Problem >> Give back every line of the material below that has the string "icon".

"""

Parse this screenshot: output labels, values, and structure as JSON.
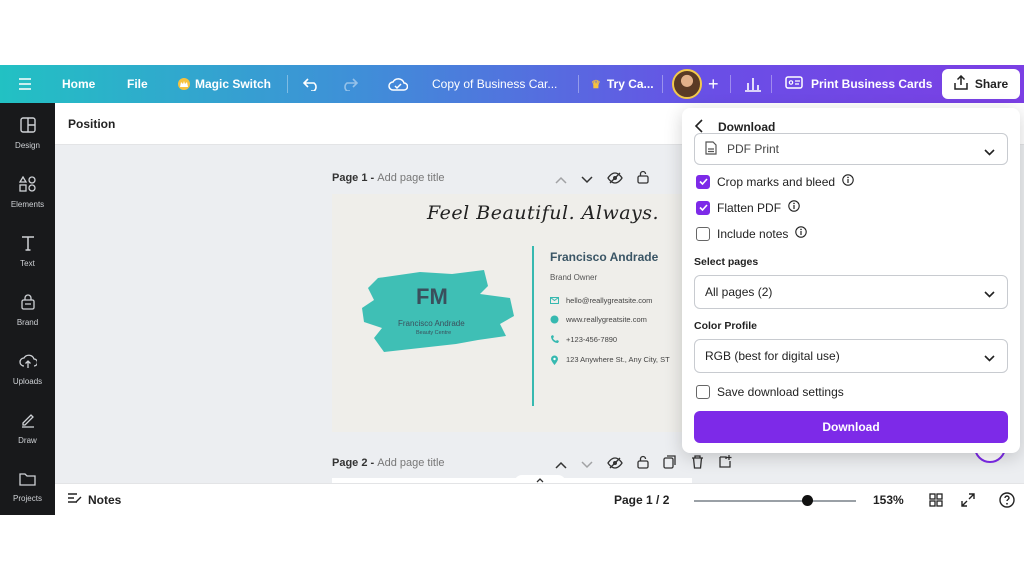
{
  "topbar": {
    "home": "Home",
    "file": "File",
    "magic_switch": "Magic Switch",
    "doc_title": "Copy of Business Car...",
    "try": "Try Ca...",
    "print": "Print Business Cards",
    "share": "Share"
  },
  "sidebar": {
    "items": [
      {
        "label": "Design",
        "icon": "layout-icon"
      },
      {
        "label": "Elements",
        "icon": "shapes-icon"
      },
      {
        "label": "Text",
        "icon": "text-icon"
      },
      {
        "label": "Brand",
        "icon": "brand-icon"
      },
      {
        "label": "Uploads",
        "icon": "upload-cloud-icon"
      },
      {
        "label": "Draw",
        "icon": "pen-icon"
      },
      {
        "label": "Projects",
        "icon": "folder-icon"
      }
    ]
  },
  "posbar": {
    "label": "Position"
  },
  "pages": [
    {
      "num": "Page 1 - ",
      "title_placeholder": "Add page title"
    },
    {
      "num": "Page 2 - ",
      "title_placeholder": "Add page title"
    }
  ],
  "card": {
    "tagline": "Feel Beautiful. Always.",
    "initials": "FM",
    "logo_name": "Francisco Andrade",
    "logo_sub": "Beauty Centre",
    "name": "Francisco Andrade",
    "role": "Brand Owner",
    "email": "hello@reallygreatsite.com",
    "website": "www.reallygreatsite.com",
    "phone": "+123-456-7890",
    "address": "123 Anywhere St., Any City, ST",
    "accent_color": "#36b9b0"
  },
  "bottombar": {
    "notes": "Notes",
    "page_indicator": "Page 1 / 2",
    "zoom": "153%",
    "zoom_slider_fraction": 0.7
  },
  "download": {
    "title": "Download",
    "file_type": "PDF Print",
    "crop_marks": {
      "label": "Crop marks and bleed",
      "checked": true
    },
    "flatten": {
      "label": "Flatten PDF",
      "checked": true
    },
    "include_notes": {
      "label": "Include notes",
      "checked": false
    },
    "select_pages_label": "Select pages",
    "select_pages_value": "All pages (2)",
    "color_profile_label": "Color Profile",
    "color_profile_value": "RGB (best for digital use)",
    "save_settings": {
      "label": "Save download settings",
      "checked": false
    },
    "button": "Download",
    "accent_color": "#7d2ae8"
  }
}
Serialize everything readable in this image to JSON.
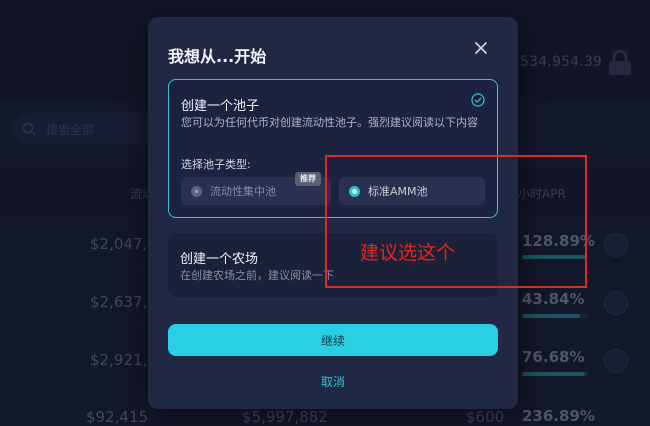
{
  "background": {
    "total_value": "534,954.39",
    "search_placeholder": "搜索全部",
    "columns": [
      "流动",
      "小时APR"
    ],
    "rows": [
      {
        "liquidity": "$2,047,0",
        "apr": "128.89%",
        "apr_fill": 0.98
      },
      {
        "liquidity": "$2,637,0",
        "apr": "43.84%",
        "apr_fill": 0.88
      },
      {
        "liquidity": "$2,921,4",
        "apr": "76.68%",
        "apr_fill": 0.95
      },
      {
        "liquidity": "$92,415",
        "volume": "$5,997,882",
        "fees": "$600",
        "apr": "236.89%",
        "apr_fill": 0.98
      }
    ]
  },
  "modal": {
    "title": "我想从...开始",
    "pool_card": {
      "title": "创建一个池子",
      "description": "您可以为任何代币对创建流动性池子。强烈建议阅读以下内容",
      "type_label": "选择池子类型:",
      "options": [
        {
          "label": "流动性集中池",
          "selected": false,
          "badge": "推荐"
        },
        {
          "label": "标准AMM池",
          "selected": true
        }
      ]
    },
    "farm_card": {
      "title": "创建一个农场",
      "description": "在创建农场之前，建议阅读一下"
    },
    "continue_label": "继续",
    "cancel_label": "取消"
  },
  "annotation": {
    "text": "建议选这个",
    "color": "#e02a1f"
  },
  "colors": {
    "accent": "#2bcfe3",
    "modal_bg": "#212844",
    "page_bg": "#1a1f36"
  }
}
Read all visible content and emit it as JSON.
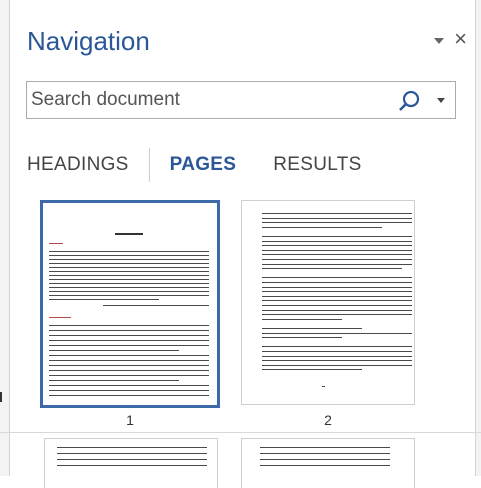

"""

Output >>
        "icon": "layout-icon"
        "icon": "shapes-icon"
        "icon": "text-icon"
        "icon": "brand-icon"
        "icon": "upload-cloud-icon"
        "icon": "pen-icon"
        "icon": "folder-icon"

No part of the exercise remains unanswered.